And when I told Rose I was moving to England soon to study English at Oxford, my Grandmother said simply, “I’ll miss you.”

She was there to witness my all plans go agonizing awry. When Doug the preacher’s son dumped me to date Melodie Bash; Grandma made me a new dress to ease the sting.

When I failed my audition for the Bingham Junior High School talent show with my dazzling rendition of Barbara Streisand’s “Don’t Rain on My Parade,” Grandma said, “Never stop singing Tina. If it pleases you, then it is pleasing.”

And when I my short story was rejected Highlights Magazine, Grandma instructed me to go to the library and check out five new books. When I showed them  to her she said, “Good. Now read them. Immerse yourself in something besides yourself.”

Unlike other adults, Grandma saw my circuitous route and disappointments for the folly it was. She neither judged nor falsely championed me. Instead, she offered support for the person and not the plan.

When I was leaving for college, I was overcome with a sudden, intense bout of separation anxiety.
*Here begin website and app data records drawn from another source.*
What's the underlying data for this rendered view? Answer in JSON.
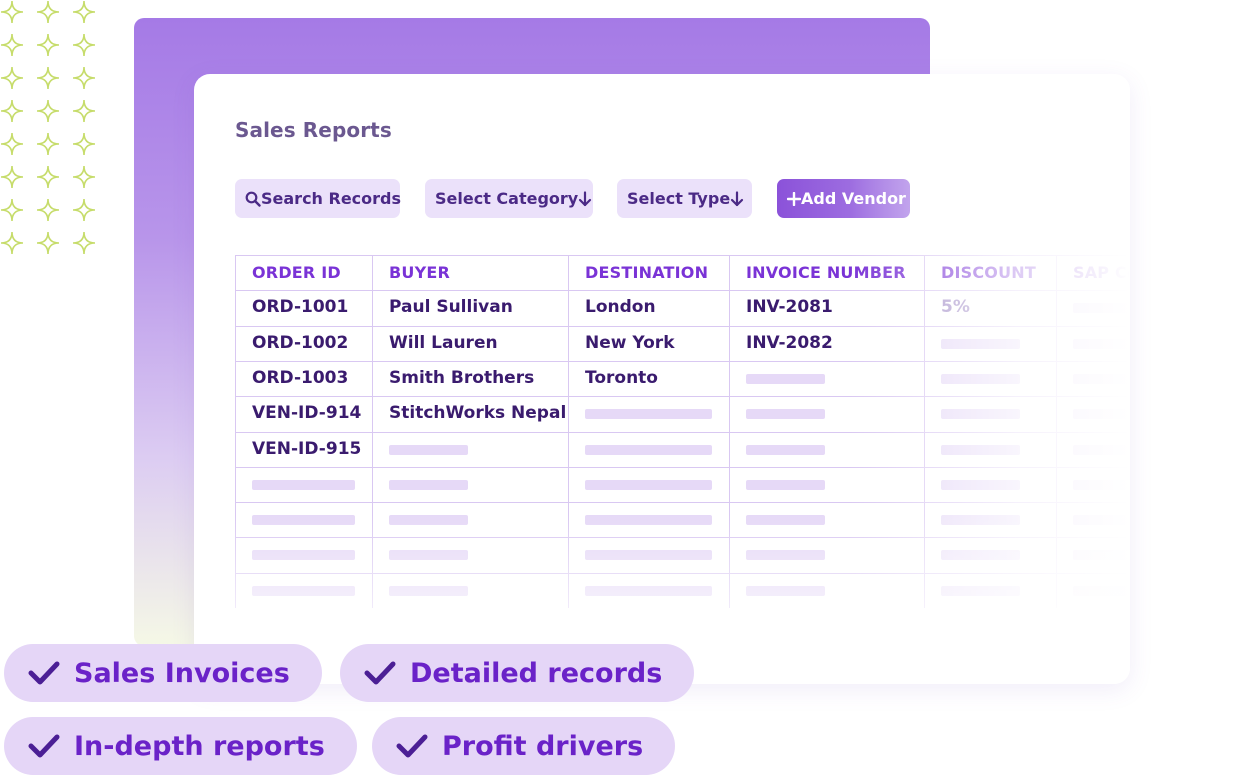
{
  "page": {
    "title": "Sales Reports"
  },
  "toolbar": {
    "search_label": "Search Records",
    "category_label": "Select Category",
    "type_label": "Select Type",
    "add_vendor_label": "Add Vendor"
  },
  "table": {
    "headers": [
      "ORDER ID",
      "BUYER",
      "DESTINATION",
      "INVOICE NUMBER",
      "DISCOUNT",
      "SAP Code"
    ],
    "rows": [
      [
        "ORD-1001",
        "Paul Sullivan",
        "London",
        "INV-2081",
        "5%"
      ],
      [
        "ORD-1002",
        "Will Lauren",
        "New York",
        "INV-2082"
      ],
      [
        "ORD-1003",
        "Smith Brothers",
        "Toronto"
      ],
      [
        "VEN-ID-914",
        "StitchWorks Nepal"
      ],
      [
        "VEN-ID-915"
      ]
    ]
  },
  "chips": [
    "Sales Invoices",
    "Detailed records",
    "In-depth reports",
    "Profit drivers"
  ],
  "colors": {
    "accent": "#7a33d6",
    "chip_bg": "#e5d6f7",
    "chip_text": "#6a22c8",
    "sparkle": "#c6dc6a"
  }
}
“I don’t want to go Grandma,” I said, hugging her. “I’m scared and I’m so embarrassed.”

“Embarrassed?” she said softly in my ear, “Don’t be. Life is crooked and unpredictable and painful. You’re just finding that out.”

I looked into her eyes, surprised.

“But it’s also brilliant and beautiful and utterly surprising. I hope you’ll avoid the awful mistake of punishing or rewarding yourself for either. Worry takes all the fun out of it.”

Later that year, she suffered a stroke. I went to visit her in the nursing home. She was sleeping, jaw slack, lips moving, breath labored. 

I stood at her bed, crying because I couldn’t stand to see her this way.

“Why are you crying dear?” She garbled, eyes closed. That startled me. How did she even know I was there?

“I’m just sad Grandma,’ reaching for her hand. “I’m just sad.”

“Well don’t be sad,” she sighed, “I’m not sad. I’m here and you’re here and we’re doing okay, aren’t we?”

“Yes, Grandma, we are,” tears escaping.

“Well then. That’s enough. That’s enough, now. Let’s not be sad.”

Grandma Rose never recovered fully from her stroke but I never saw her feel sorry for herself. She met life where it led her, even when it led her to difficult places. She wasn’t one to waste time wondering why or why me?

When she died I was devastated. Oh how I wanted to bury my head into her one more time to tell her how much I loved her.

I heard her say. “Tina, why are you crying, dear? After all, I’m the one who died.”

I am grateful for the time I had with these two amazing women. Their legacy is one of kindness, faith, quiet strength, and utter resilience.

It’s my prayer and intention to do the same for George.    I am a Grandmother.